Skip to main content

Playback: Johan Grimonprez's 'dial H-I-S-T-O-R-Y'

By Sam Green

From Johan Grimonprez's 'dial H-I-S-T-O-R-Y.'

People sometimes ask me what my all-time favorite documentary film is. Many documentaries have moved me, or seem important or have influenced my own work—films like Holy Ghost People by Peter Adair, Nobody's Business by Alan Berliner and The Thin Blue Line by Errol Morris.

Somewhere near the top of this list is dial H-I-S-T-O-R-Y, a feature-length experimental documentary made by the Belgian artist Johan Grimonprez in 1997. On the surface, the film sounds pretty straightforward: it traces the history of the hijacking phenomenon during the 20th Century. I first saw the film late one night in experimental doc legend Craig Baldwin's basement.

From the opening scenes of dial H-I-S-T-O-R-Y, I was riveted. Using archival news footage, Grimonprez strings together a long series of noteworthy moments in hijacking, identified with titles such as "1931—first recorded hijack. Peruvian revolutionaries seize Pan Am plane to drop pamphlets over Lima." The footage itself is gorgeous: a 1960s kinescope of a Japanese hijacker being shot on the tarmac...three enormous jets exploding into flames in a Jordan desert...a reporter trying to interview a Russian hijacker who has been shot in the stomach and who literally dies on camera. For someone who loves evocative images and archival gems as much as I do, this film is stunning. 

The film is definitely experimental. It never really says what it's about, or what it's trying to do. And in this, I think, lies its charm, and its power and sophistication. In many ways, dial H-I-S-T-O-R-Y uses an experimental film language to evoke complex feelings and ideas that cannot be expressed merely with words. 

The film clearly deals with huge themes: the rise and fall of the revolutionary impulse during the 20th century, the changing nature of "terrorism" during that time, and the role of art and spectacle in the struggle for social change.

But more than that, the film is incredibly moving on an emotional level. Through brilliant editing and a wonderful score by David Shea, Grimonprez is able to create some of the most beautiful and poignant moments I've ever seen on film. One of my favorite things about the documentary is that Grimonprz is not afraid to let the footage breath. By allowing shots to linger, seemingly ordinary images somehow become profound: A long POV shot of a plane landing at night on a foggy runway...a Japanese hijacker sitting in the dock of an Israeli courtroom with his head ethereal shot of baby ducks floating in a zero-gravity chamber.

dial H-I-S-T-O-R-Y evoked a lot of strong feelings for me. The film captures a yearning for idealism that is very moving and noble, yet it is also suffused with melancholy and a keen awareness of the long history of human tragedy. By the time the film reaches its incredible climax—a montage of airplanes crashing in slow motion over the song "Do the Hustle"—the combination of horror, beauty, spectacle and inspiration left me breathless.
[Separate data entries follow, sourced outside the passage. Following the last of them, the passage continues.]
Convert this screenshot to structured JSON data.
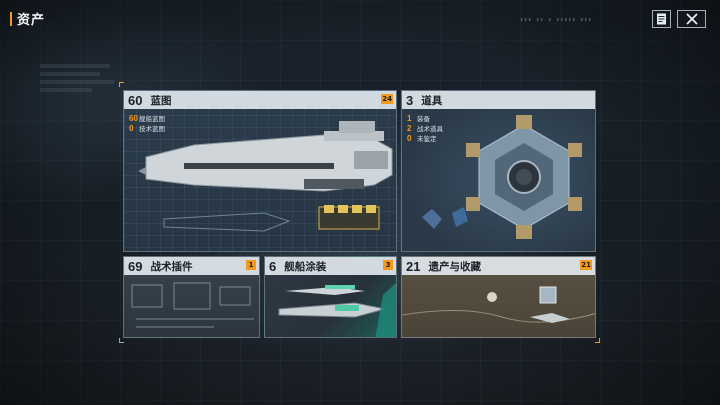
{
  "header": {
    "title": "资产",
    "notes_icon": "notes-icon",
    "close_icon": "close-icon"
  },
  "colors": {
    "accent": "#f39a1e",
    "card_header": "#e1e8ee",
    "background": "#1a232c"
  },
  "cards": {
    "blueprints": {
      "count": "60",
      "name": "蓝图",
      "badge": "24",
      "items": [
        {
          "count": "60",
          "label": "舰船蓝图"
        },
        {
          "count": "0",
          "label": "技术蓝图"
        }
      ]
    },
    "items": {
      "count": "3",
      "name": "道具",
      "items": [
        {
          "count": "1",
          "label": "装备"
        },
        {
          "count": "2",
          "label": "战术道具"
        },
        {
          "count": "0",
          "label": "未鉴定"
        }
      ]
    },
    "plugins": {
      "count": "69",
      "name": "战术插件",
      "badge": "1"
    },
    "paint": {
      "count": "6",
      "name": "舰船涂装",
      "badge": "3"
    },
    "legacy": {
      "count": "21",
      "name": "遗产与收藏",
      "badge": "21"
    }
  }
}
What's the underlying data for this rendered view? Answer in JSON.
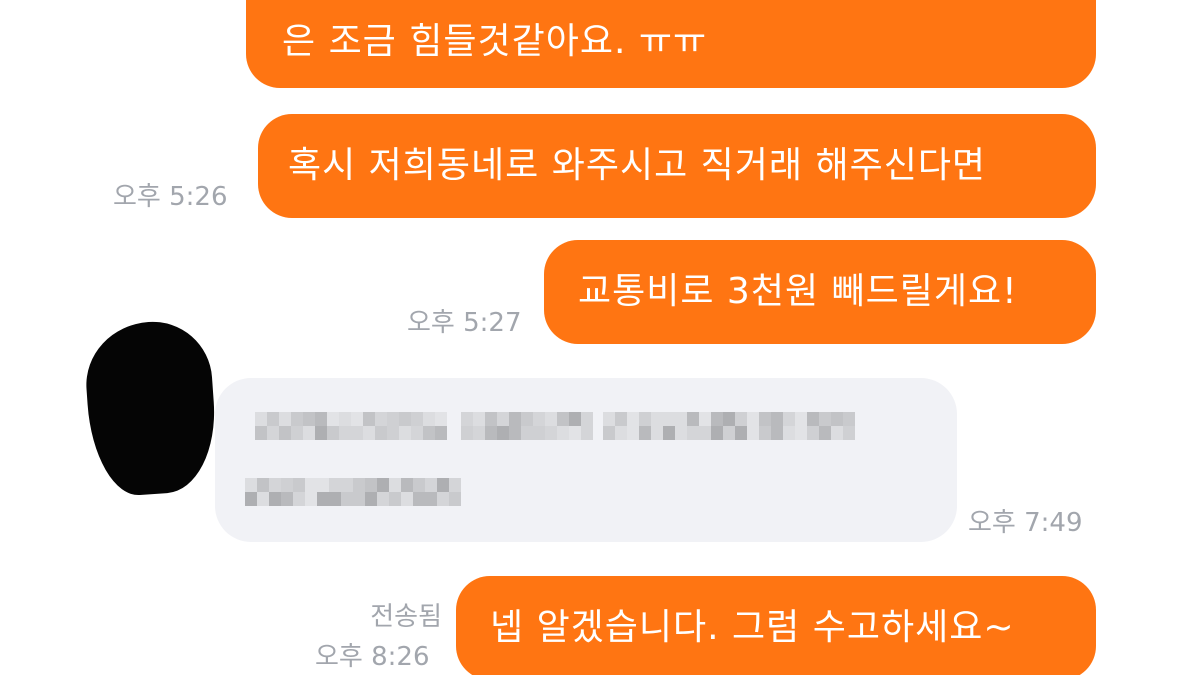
{
  "messages": [
    {
      "id": "m1",
      "direction": "outgoing",
      "text": "은 조금 힘들것같아요. ㅠㅠ",
      "time": ""
    },
    {
      "id": "m2",
      "direction": "outgoing",
      "text": "혹시 저희동네로 와주시고 직거래 해주신다면",
      "time": "오후 5:26"
    },
    {
      "id": "m3",
      "direction": "outgoing",
      "text": "교통비로 3천원 빼드릴게요!",
      "time": "오후 5:27"
    },
    {
      "id": "m4",
      "direction": "incoming",
      "text": "",
      "time": "오후 7:49"
    },
    {
      "id": "m5",
      "direction": "outgoing",
      "text": "넵 알겠습니다. 그럼 수고하세요~",
      "status": "전송됨",
      "time": "오후 8:26"
    }
  ],
  "colors": {
    "outgoing_bubble": "#ff7512",
    "incoming_bubble": "#f1f2f6",
    "meta_text": "#a2a6ad"
  }
}
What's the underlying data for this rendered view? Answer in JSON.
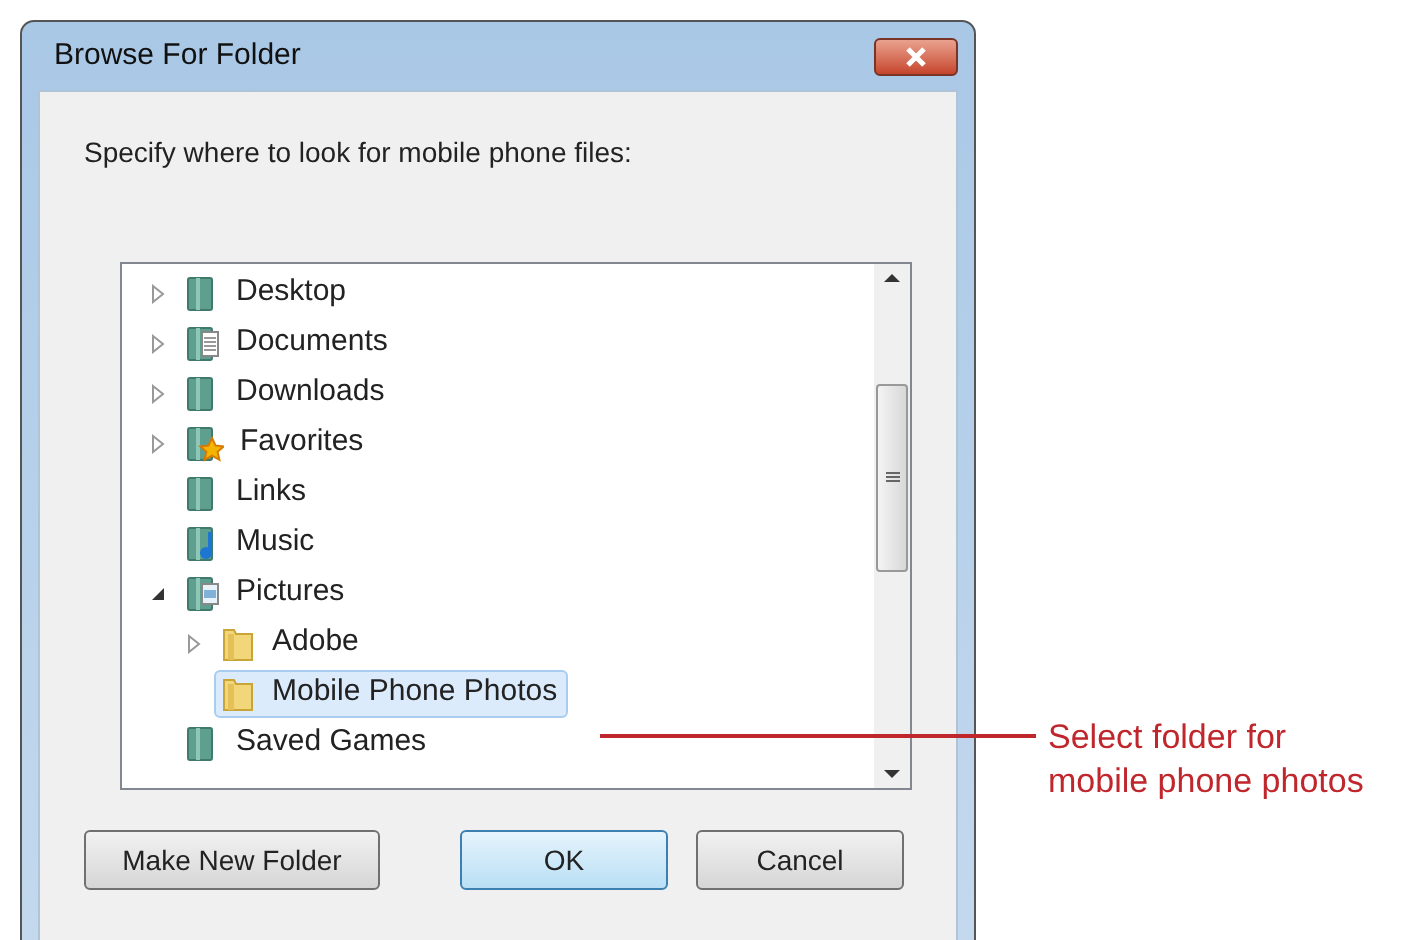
{
  "window": {
    "title": "Browse For Folder"
  },
  "prompt": "Specify where to look for mobile phone files:",
  "tree": [
    {
      "label": "Desktop",
      "kind": "library",
      "expanded": false,
      "selected": false
    },
    {
      "label": "Documents",
      "kind": "documents",
      "expanded": false,
      "selected": false
    },
    {
      "label": "Downloads",
      "kind": "library",
      "expanded": false,
      "selected": false
    },
    {
      "label": "Favorites",
      "kind": "favorites",
      "expanded": false,
      "selected": false
    },
    {
      "label": "Links",
      "kind": "library",
      "selected": false
    },
    {
      "label": "Music",
      "kind": "music",
      "selected": false
    },
    {
      "label": "Pictures",
      "kind": "pictures",
      "expanded": true,
      "selected": false,
      "children": [
        {
          "label": "Adobe",
          "kind": "folder",
          "expanded": false,
          "selected": false
        },
        {
          "label": "Mobile Phone Photos",
          "kind": "folder",
          "selected": true
        }
      ]
    },
    {
      "label": "Saved Games",
      "kind": "library",
      "selected": false
    }
  ],
  "buttons": [
    {
      "label": "Make New Folder",
      "default": false
    },
    {
      "label": "OK",
      "default": true
    },
    {
      "label": "Cancel",
      "default": false
    }
  ],
  "callout": "Select folder for mobile phone photos"
}
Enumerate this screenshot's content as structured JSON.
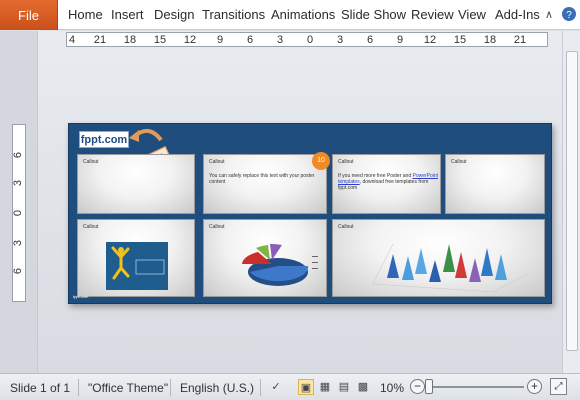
{
  "ribbon": {
    "file": "File",
    "tabs": [
      "Home",
      "Insert",
      "Design",
      "Transitions",
      "Animations",
      "Slide Show",
      "Review",
      "View",
      "Add-Ins"
    ]
  },
  "rulers": {
    "horizontal": [
      "4",
      "21",
      "18",
      "15",
      "12",
      "9",
      "6",
      "3",
      "0",
      "3",
      "6",
      "9",
      "12",
      "15",
      "18",
      "21"
    ],
    "vertical": [
      "6",
      "3",
      "0",
      "3",
      "6"
    ]
  },
  "slide": {
    "logo": "fppt.com",
    "logo_tag": "Put your logo here",
    "badge": "10",
    "footer": "fppt.com",
    "cards": {
      "c1": {
        "title": "Callout"
      },
      "c2": {
        "title": "Callout",
        "body": "You can safely replace this text with your poster content"
      },
      "c3": {
        "title": "Callout",
        "body_pre": "If you need more free Poster and",
        "body_link": "PowerPoint templates",
        "body_post": ", download free templates from fppt.com"
      },
      "c4": {
        "title": "Callout"
      },
      "c5": {
        "title": "Callout"
      },
      "c6": {
        "title": "Callout"
      },
      "c7": {
        "title": "Callout"
      }
    }
  },
  "status": {
    "slide": "Slide 1 of 1",
    "theme": "\"Office Theme\"",
    "language": "English (U.S.)",
    "zoom": "10%",
    "zoom_level": 0.1
  },
  "colors": {
    "accent": "#d24726",
    "slide_bg": "#1f4e7e"
  }
}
It's a haunting film, and in that sense it seems to me to be art at its most sublime.

dial H-I-S-T-O-R-Y is available through


Sam Green lives in San Francisco. His most recent film, The Weather Underground, was nominated for an Academy Award and included in the 2004 Whitney Biennial. For more info: